These blunt experiments—and they were crucially “experiments,” never “performances”—mimicked and enacted the terms of practice for the athlete. Though the subsequent Drawing Restraints would become slicker and more refined, it was these early, messy experiments that did the real work. I recognize every single one as an engagement with untold repetition, exhaustion, stamina, anxiety, futility, masochism (however tame), and most of all, the real beating heart of practice: failure.

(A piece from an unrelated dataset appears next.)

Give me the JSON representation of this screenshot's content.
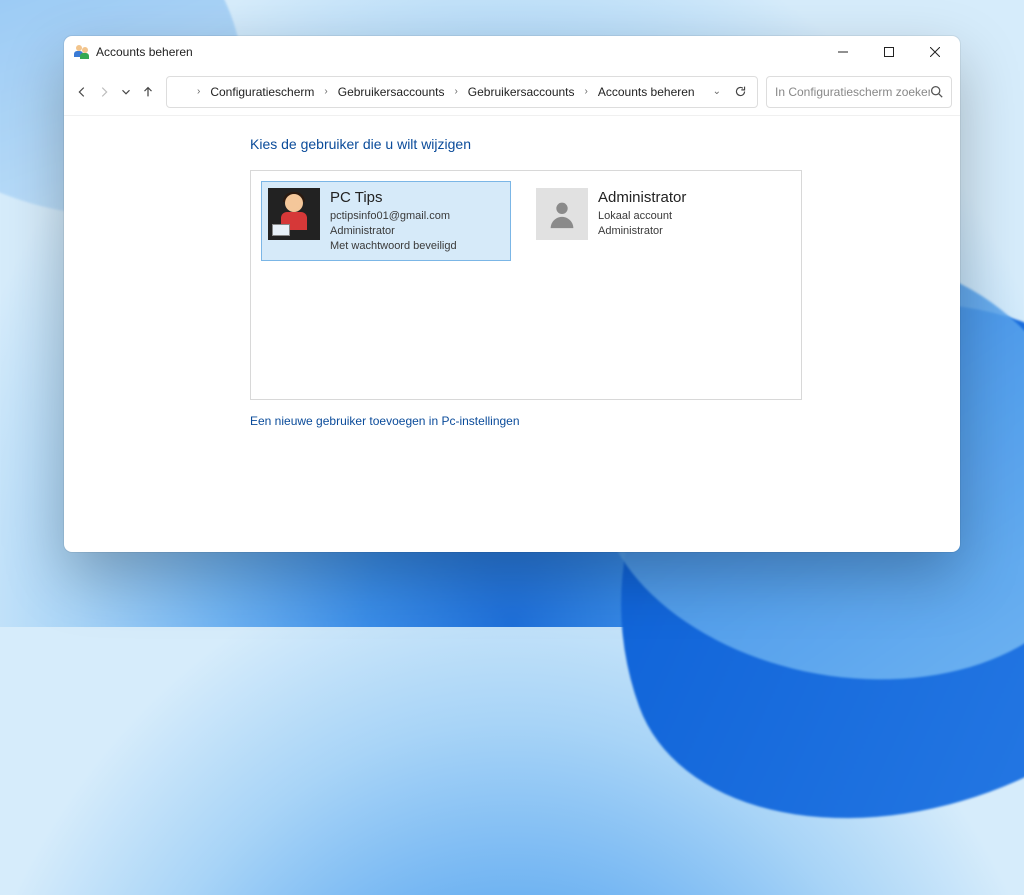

I’m not just talking about the narrative failure here—of Barney’s inability to continue with his football career—but meta-failures, teased out as meaningful strategy and content. First, failure in its most literal sense: Barney’s foundering body, reaching desperately over and over for a wall it couldn’t quite touch. Second, failure as internalized and physiological: what we call soreness after physical exertion is actually a breakdown of muscles, or an inability of the body to withstand strain. Barney labels this process “entropy,” or sometimes the more medicalized “hypertrophy” in his writings; it is the process of small fissures—called “micro-tears” by exercise physiologists—created in our hamstrings, biceps, or pectorals, to be “patched” by nascent muscle. Barney refers to this process in a 2006 video produced by SFMoMA, saying, “I think that as an athlete you understand that your body requires resistance in order to grow. The whole training process is built upon that understanding.”[5] Consider this as a model for generative catastrophe: body builders working to create as many internal tears as possible.

These early Drawing Restraint experiments—so rife with practice—manifest and describe failure itself. In athletic terms, and arguably creative ones, the subject is, by design, met face-to-face with his or her own inadequacies, not as a byproduct of practice but as its endpoint. Practice teases out faults and weaknesses in an attempt to patch, to strengthen, to move toward but never quite reach one’s own impossible “potential.” The etymology of the word refers to being fit for action but never engendering the action itself. Practice, then, is the perennial state of being almost-there, the great anti-climax. The artist—forever making, searching, rehearsing, and confronting impossible and often laborious problems—belongs this same country.

We need a word like practice. To dismiss it offhand as being synonymous with “work” or “professionalism” is a mistake. The more critics bemoan the term as making sole reference to the institutionalization of art, or the overvaluation of credentials (as William Deresiewicz declared in his recent article for the Atlantic[6]), the less space they afford for its multivalent promises. I’ve been turning to artists themselves to do this work, to demonstrate and engage the conditions of athletic life (Francis Alys, Mark Bradford and Yoko Ono are supreme at this), to remind me of just how meaningful a connection can be made.

Not every artist needs their practice to produce content. Their explorations, like Barney’s, make simply plain how practice can function as both productive failure and rehearsal for active, extended bodies. More than any other discursive arguments about the term, the early Drawing Restraint works lay bare this kinship between athletic practice and creative practice distinct from a conversation around professionalization and remuneration. Creative and athletic inquests are not so far removed after all. If only I’d known earlier.

[1] Peter Schjeldahl, “Get With It.” The New Yorker 17 Mar. 2014. Print

[2] Roberta Smith, “What We Talk About When We Talk About Art.” The New York Times 23 Dec. 2007. Online

[3] Philip Glass On Legacy: ‘The Future…It’s All Around Us.’ Fresh Air with Terry Gross, NPR, 6 April 2015. Radio

[4] Brad Troemel, “Althetic Aesthetics.” The New Inquiry 10 May 2013. Online.

[5] Matthew Barney on The Origins of Drawing Restraint, SFMOMA.org, June 2006.

[6] William Deresiewicz, “The Death of the Artist—and the Birth of the Creative Entrepreneur,” The Atlantic, January/February 2015. Print

2016-07-12 (1)

Originally published in Carla Issue 3.